===== Records shown
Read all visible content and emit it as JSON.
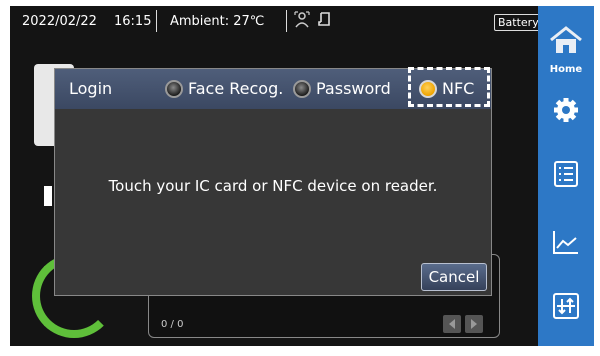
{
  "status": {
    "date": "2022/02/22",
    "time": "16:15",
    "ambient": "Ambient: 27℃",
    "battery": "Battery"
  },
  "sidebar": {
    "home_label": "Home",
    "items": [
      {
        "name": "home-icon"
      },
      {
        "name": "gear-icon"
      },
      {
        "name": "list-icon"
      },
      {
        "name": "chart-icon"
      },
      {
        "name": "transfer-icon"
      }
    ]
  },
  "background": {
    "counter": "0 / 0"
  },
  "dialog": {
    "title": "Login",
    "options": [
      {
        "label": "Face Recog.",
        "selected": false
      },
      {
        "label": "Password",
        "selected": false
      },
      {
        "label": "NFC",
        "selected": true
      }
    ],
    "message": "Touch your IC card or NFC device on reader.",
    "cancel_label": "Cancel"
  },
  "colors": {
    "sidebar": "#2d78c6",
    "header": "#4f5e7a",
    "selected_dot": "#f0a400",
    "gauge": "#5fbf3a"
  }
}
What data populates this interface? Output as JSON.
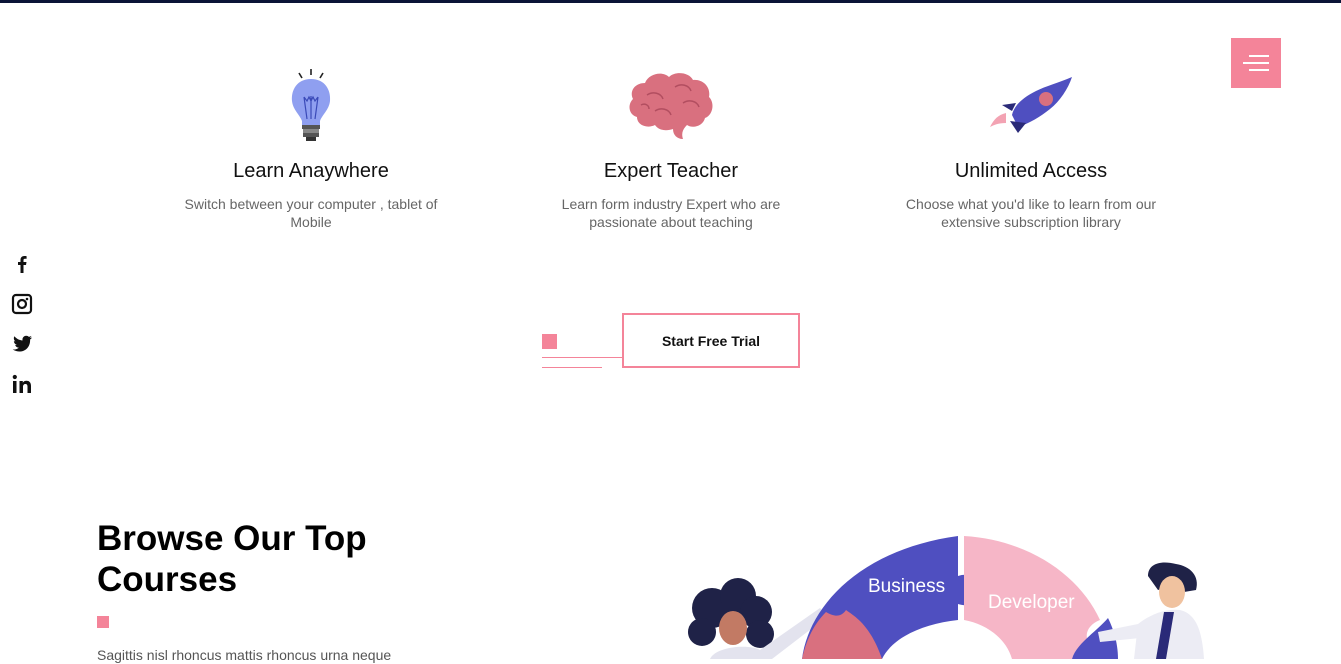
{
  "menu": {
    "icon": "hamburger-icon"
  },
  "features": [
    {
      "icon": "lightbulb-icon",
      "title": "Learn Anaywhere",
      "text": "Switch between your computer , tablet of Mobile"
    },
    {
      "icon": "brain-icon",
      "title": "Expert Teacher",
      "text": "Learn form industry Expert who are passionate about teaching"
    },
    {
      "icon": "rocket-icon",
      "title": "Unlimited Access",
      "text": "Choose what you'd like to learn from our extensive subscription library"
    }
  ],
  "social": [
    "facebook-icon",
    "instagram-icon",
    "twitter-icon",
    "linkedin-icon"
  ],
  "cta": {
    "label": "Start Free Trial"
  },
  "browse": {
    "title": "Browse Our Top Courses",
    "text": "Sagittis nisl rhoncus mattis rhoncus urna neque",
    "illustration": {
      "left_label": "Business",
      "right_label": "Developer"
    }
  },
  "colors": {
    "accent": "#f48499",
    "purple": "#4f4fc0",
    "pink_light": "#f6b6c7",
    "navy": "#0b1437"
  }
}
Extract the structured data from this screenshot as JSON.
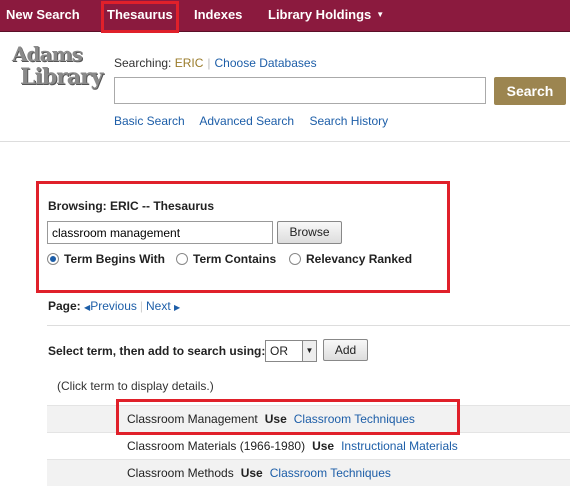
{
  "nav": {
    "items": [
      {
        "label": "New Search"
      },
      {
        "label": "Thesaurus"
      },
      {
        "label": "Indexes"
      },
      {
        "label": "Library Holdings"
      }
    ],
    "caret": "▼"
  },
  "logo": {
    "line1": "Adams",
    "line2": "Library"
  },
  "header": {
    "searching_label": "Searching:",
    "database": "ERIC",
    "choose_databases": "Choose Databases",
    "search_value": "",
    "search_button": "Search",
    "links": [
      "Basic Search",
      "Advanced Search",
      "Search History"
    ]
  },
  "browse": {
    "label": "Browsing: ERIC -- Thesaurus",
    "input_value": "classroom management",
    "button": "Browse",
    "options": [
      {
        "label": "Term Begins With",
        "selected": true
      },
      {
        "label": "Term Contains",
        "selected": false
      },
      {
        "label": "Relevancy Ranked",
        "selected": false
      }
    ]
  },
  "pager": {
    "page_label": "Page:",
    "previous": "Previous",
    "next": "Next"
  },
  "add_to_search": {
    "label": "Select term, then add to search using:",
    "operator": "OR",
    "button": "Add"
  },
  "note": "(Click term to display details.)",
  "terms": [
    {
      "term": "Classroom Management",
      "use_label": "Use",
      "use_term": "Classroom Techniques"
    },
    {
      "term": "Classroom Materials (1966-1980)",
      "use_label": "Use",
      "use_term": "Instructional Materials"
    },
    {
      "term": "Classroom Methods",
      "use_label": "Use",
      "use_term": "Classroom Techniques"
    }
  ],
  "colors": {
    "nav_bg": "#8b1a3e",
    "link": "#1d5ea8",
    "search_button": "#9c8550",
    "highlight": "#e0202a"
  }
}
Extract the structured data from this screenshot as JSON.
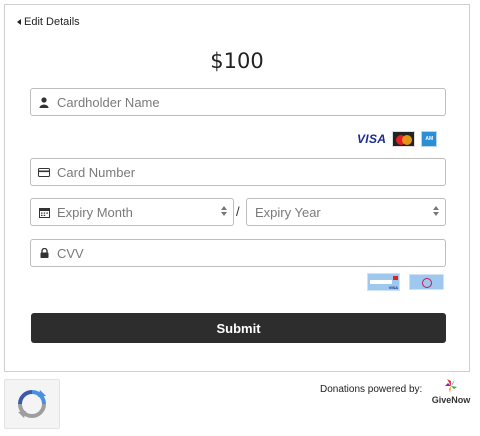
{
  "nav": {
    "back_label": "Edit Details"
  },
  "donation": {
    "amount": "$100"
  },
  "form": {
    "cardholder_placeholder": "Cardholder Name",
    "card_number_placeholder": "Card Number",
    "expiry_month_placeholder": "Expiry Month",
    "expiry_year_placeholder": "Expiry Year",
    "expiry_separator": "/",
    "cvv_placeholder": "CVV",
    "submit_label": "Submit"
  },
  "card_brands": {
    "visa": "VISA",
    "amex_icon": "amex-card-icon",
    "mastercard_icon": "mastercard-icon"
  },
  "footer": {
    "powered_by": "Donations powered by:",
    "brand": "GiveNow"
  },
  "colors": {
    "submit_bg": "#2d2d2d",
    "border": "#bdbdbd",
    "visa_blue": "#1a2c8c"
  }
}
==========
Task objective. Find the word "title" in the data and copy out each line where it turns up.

Answer for the task.
    "title": "Login",
      "title": "Learn Anaywhere",
      "title": "Expert Teacher",
      "title": "Unlimited Access",
    "title": "Browse Our Top Courses",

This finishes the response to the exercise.